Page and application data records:

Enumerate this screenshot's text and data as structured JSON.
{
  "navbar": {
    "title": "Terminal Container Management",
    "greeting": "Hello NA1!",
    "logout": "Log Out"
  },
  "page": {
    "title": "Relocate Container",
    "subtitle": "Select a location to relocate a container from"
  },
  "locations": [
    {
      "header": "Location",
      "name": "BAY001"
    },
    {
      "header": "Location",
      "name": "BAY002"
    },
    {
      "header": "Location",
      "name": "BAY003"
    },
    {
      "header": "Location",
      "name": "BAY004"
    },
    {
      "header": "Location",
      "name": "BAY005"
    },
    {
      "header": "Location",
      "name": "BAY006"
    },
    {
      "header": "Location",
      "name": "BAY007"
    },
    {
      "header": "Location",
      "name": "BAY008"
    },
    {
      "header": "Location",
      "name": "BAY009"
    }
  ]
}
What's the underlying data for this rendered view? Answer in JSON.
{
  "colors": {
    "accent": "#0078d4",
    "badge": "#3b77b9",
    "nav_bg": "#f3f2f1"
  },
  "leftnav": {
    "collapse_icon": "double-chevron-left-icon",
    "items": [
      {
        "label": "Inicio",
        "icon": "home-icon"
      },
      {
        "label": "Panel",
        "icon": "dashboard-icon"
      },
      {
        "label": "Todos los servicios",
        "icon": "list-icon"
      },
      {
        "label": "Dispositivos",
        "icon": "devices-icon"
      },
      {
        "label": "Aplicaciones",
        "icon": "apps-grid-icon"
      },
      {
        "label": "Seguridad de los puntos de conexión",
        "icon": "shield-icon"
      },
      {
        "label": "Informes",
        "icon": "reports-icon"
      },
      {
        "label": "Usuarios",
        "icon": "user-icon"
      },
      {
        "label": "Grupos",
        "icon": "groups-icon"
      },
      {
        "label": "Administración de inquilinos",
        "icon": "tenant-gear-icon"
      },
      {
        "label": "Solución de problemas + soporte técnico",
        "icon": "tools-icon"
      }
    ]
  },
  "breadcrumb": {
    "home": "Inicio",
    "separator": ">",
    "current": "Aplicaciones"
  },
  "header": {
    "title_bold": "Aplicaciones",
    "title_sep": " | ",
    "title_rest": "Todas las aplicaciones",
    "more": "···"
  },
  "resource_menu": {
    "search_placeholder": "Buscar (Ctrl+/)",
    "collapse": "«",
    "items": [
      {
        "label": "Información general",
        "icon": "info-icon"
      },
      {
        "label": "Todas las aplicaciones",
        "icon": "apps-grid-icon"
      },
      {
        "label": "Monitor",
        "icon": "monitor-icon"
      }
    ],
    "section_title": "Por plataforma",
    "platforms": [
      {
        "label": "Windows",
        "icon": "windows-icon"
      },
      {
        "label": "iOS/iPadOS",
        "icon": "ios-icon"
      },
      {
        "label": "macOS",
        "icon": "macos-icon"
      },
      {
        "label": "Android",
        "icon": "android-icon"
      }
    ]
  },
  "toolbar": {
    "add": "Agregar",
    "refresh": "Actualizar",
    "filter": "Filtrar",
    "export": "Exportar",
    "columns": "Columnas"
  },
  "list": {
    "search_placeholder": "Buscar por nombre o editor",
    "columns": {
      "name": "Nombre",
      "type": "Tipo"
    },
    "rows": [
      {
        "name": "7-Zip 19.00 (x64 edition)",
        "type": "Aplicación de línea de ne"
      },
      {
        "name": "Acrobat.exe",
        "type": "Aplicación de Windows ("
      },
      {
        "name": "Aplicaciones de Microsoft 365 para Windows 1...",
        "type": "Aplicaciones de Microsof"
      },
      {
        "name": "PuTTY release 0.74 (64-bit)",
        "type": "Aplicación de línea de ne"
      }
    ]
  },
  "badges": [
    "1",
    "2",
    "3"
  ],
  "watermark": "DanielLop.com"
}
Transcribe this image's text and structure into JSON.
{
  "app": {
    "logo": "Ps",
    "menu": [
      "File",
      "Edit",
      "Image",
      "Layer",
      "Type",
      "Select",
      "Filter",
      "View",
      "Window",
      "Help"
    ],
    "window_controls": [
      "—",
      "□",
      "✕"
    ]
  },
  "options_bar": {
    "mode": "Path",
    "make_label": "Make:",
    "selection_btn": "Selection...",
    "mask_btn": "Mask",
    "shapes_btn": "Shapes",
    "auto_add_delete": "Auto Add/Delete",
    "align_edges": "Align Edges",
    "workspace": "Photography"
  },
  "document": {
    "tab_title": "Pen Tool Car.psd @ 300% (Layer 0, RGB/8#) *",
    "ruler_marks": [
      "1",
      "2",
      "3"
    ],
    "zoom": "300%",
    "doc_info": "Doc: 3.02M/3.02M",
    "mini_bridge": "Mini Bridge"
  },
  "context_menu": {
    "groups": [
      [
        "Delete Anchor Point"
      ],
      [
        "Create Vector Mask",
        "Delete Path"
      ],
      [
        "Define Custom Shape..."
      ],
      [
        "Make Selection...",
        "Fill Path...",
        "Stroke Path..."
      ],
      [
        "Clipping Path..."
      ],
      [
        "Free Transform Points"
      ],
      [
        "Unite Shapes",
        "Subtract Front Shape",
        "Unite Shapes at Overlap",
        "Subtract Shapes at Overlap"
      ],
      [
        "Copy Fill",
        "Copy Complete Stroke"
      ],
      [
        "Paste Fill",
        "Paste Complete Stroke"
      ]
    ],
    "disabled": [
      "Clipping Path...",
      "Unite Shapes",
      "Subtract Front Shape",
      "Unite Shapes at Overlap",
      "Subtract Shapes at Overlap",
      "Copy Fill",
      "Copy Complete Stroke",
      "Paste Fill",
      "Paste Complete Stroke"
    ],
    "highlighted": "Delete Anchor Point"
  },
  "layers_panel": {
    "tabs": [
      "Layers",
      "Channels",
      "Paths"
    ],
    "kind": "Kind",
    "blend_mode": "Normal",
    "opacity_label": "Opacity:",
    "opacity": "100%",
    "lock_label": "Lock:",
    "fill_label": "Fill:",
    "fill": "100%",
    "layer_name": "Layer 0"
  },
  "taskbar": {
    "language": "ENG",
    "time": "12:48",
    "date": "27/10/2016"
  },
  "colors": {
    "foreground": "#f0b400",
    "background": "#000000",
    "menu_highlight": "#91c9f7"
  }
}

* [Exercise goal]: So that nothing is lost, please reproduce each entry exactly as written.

* [Response to this task]:
Enumerate this screenshot's text and data as structured JSON.
{
  "navbar": {
    "title": "Terminal Container Management",
    "greeting": "Hello NA1!",
    "logout": "Log Out"
  },
  "page": {
    "title": "Relocate Container",
    "subtitle": "Select a location to relocate a container from"
  },
  "locations": [
    {
      "header": "Location",
      "name": "BAY001"
    },
    {
      "header": "Location",
      "name": "BAY002"
    },
    {
      "header": "Location",
      "name": "BAY003"
    },
    {
      "header": "Location",
      "name": "BAY004"
    },
    {
      "header": "Location",
      "name": "BAY005"
    },
    {
      "header": "Location",
      "name": "BAY006"
    },
    {
      "header": "Location",
      "name": "BAY007"
    },
    {
      "header": "Location",
      "name": "BAY008"
    },
    {
      "header": "Location",
      "name": "BAY009"
    }
  ]
}
What's the underlying data for this rendered view? Answer in JSON.
{
  "colors": {
    "accent": "#0078d4",
    "badge": "#3b77b9",
    "nav_bg": "#f3f2f1"
  },
  "leftnav": {
    "collapse_icon": "double-chevron-left-icon",
    "items": [
      {
        "label": "Inicio",
        "icon": "home-icon"
      },
      {
        "label": "Panel",
        "icon": "dashboard-icon"
      },
      {
        "label": "Todos los servicios",
        "icon": "list-icon"
      },
      {
        "label": "Dispositivos",
        "icon": "devices-icon"
      },
      {
        "label": "Aplicaciones",
        "icon": "apps-grid-icon"
      },
      {
        "label": "Seguridad de los puntos de conexión",
        "icon": "shield-icon"
      },
      {
        "label": "Informes",
        "icon": "reports-icon"
      },
      {
        "label": "Usuarios",
        "icon": "user-icon"
      },
      {
        "label": "Grupos",
        "icon": "groups-icon"
      },
      {
        "label": "Administración de inquilinos",
        "icon": "tenant-gear-icon"
      },
      {
        "label": "Solución de problemas + soporte técnico",
        "icon": "tools-icon"
      }
    ]
  },
  "breadcrumb": {
    "home": "Inicio",
    "separator": ">",
    "current": "Aplicaciones"
  },
  "header": {
    "title_bold": "Aplicaciones",
    "title_sep": " | ",
    "title_rest": "Todas las aplicaciones",
    "more": "···"
  },
  "resource_menu": {
    "search_placeholder": "Buscar (Ctrl+/)",
    "collapse": "«",
    "items": [
      {
        "label": "Información general",
        "icon": "info-icon"
      },
      {
        "label": "Todas las aplicaciones",
        "icon": "apps-grid-icon"
      },
      {
        "label": "Monitor",
        "icon": "monitor-icon"
      }
    ],
    "section_title": "Por plataforma",
    "platforms": [
      {
        "label": "Windows",
        "icon": "windows-icon"
      },
      {
        "label": "iOS/iPadOS",
        "icon": "ios-icon"
      },
      {
        "label": "macOS",
        "icon": "macos-icon"
      },
      {
        "label": "Android",
        "icon": "android-icon"
      }
    ]
  },
  "toolbar": {
    "add": "Agregar",
    "refresh": "Actualizar",
    "filter": "Filtrar",
    "export": "Exportar",
    "columns": "Columnas"
  },
  "list": {
    "search_placeholder": "Buscar por nombre o editor",
    "columns": {
      "name": "Nombre",
      "type": "Tipo"
    },
    "rows": [
      {
        "name": "7-Zip 19.00 (x64 edition)",
        "type": "Aplicación de línea de ne"
      },
      {
        "name": "Acrobat.exe",
        "type": "Aplicación de Windows ("
      },
      {
        "name": "Aplicaciones de Microsoft 365 para Windows 1...",
        "type": "Aplicaciones de Microsof"
      },
      {
        "name": "PuTTY release 0.74 (64-bit)",
        "type": "Aplicación de línea de ne"
      }
    ]
  },
  "badges": [
    "1",
    "2",
    "3"
  ],
  "watermark": "DanielLop.com"
}
Transcribe this image's text and structure into JSON.
{
  "app": {
    "logo": "Ps",
    "menu": [
      "File",
      "Edit",
      "Image",
      "Layer",
      "Type",
      "Select",
      "Filter",
      "View",
      "Window",
      "Help"
    ],
    "window_controls": [
      "—",
      "□",
      "✕"
    ]
  },
  "options_bar": {
    "mode": "Path",
    "make_label": "Make:",
    "selection_btn": "Selection...",
    "mask_btn": "Mask",
    "shapes_btn": "Shapes",
    "auto_add_delete": "Auto Add/Delete",
    "align_edges": "Align Edges",
    "workspace": "Photography"
  },
  "document": {
    "tab_title": "Pen Tool Car.psd @ 300% (Layer 0, RGB/8#) *",
    "ruler_marks": [
      "1",
      "2",
      "3"
    ],
    "zoom": "300%",
    "doc_info": "Doc: 3.02M/3.02M",
    "mini_bridge": "Mini Bridge"
  },
  "context_menu": {
    "groups": [
      [
        "Delete Anchor Point"
      ],
      [
        "Create Vector Mask",
        "Delete Path"
      ],
      [
        "Define Custom Shape..."
      ],
      [
        "Make Selection...",
        "Fill Path...",
        "Stroke Path..."
      ],
      [
        "Clipping Path..."
      ],
      [
        "Free Transform Points"
      ],
      [
        "Unite Shapes",
        "Subtract Front Shape",
        "Unite Shapes at Overlap",
        "Subtract Shapes at Overlap"
      ],
      [
        "Copy Fill",
        "Copy Complete Stroke"
      ],
      [
        "Paste Fill",
        "Paste Complete Stroke"
      ]
    ],
    "disabled": [
      "Clipping Path...",
      "Unite Shapes",
      "Subtract Front Shape",
      "Unite Shapes at Overlap",
      "Subtract Shapes at Overlap",
      "Copy Fill",
      "Copy Complete Stroke",
      "Paste Fill",
      "Paste Complete Stroke"
    ],
    "highlighted": "Delete Anchor Point"
  },
  "layers_panel": {
    "tabs": [
      "Layers",
      "Channels",
      "Paths"
    ],
    "kind": "Kind",
    "blend_mode": "Normal",
    "opacity_label": "Opacity:",
    "opacity": "100%",
    "lock_label": "Lock:",
    "fill_label": "Fill:",
    "fill": "100%",
    "layer_name": "Layer 0"
  },
  "taskbar": {
    "language": "ENG",
    "time": "12:48",
    "date": "27/10/2016"
  },
  "colors": {
    "foreground": "#f0b400",
    "background": "#000000",
    "menu_highlight": "#91c9f7"
  }
}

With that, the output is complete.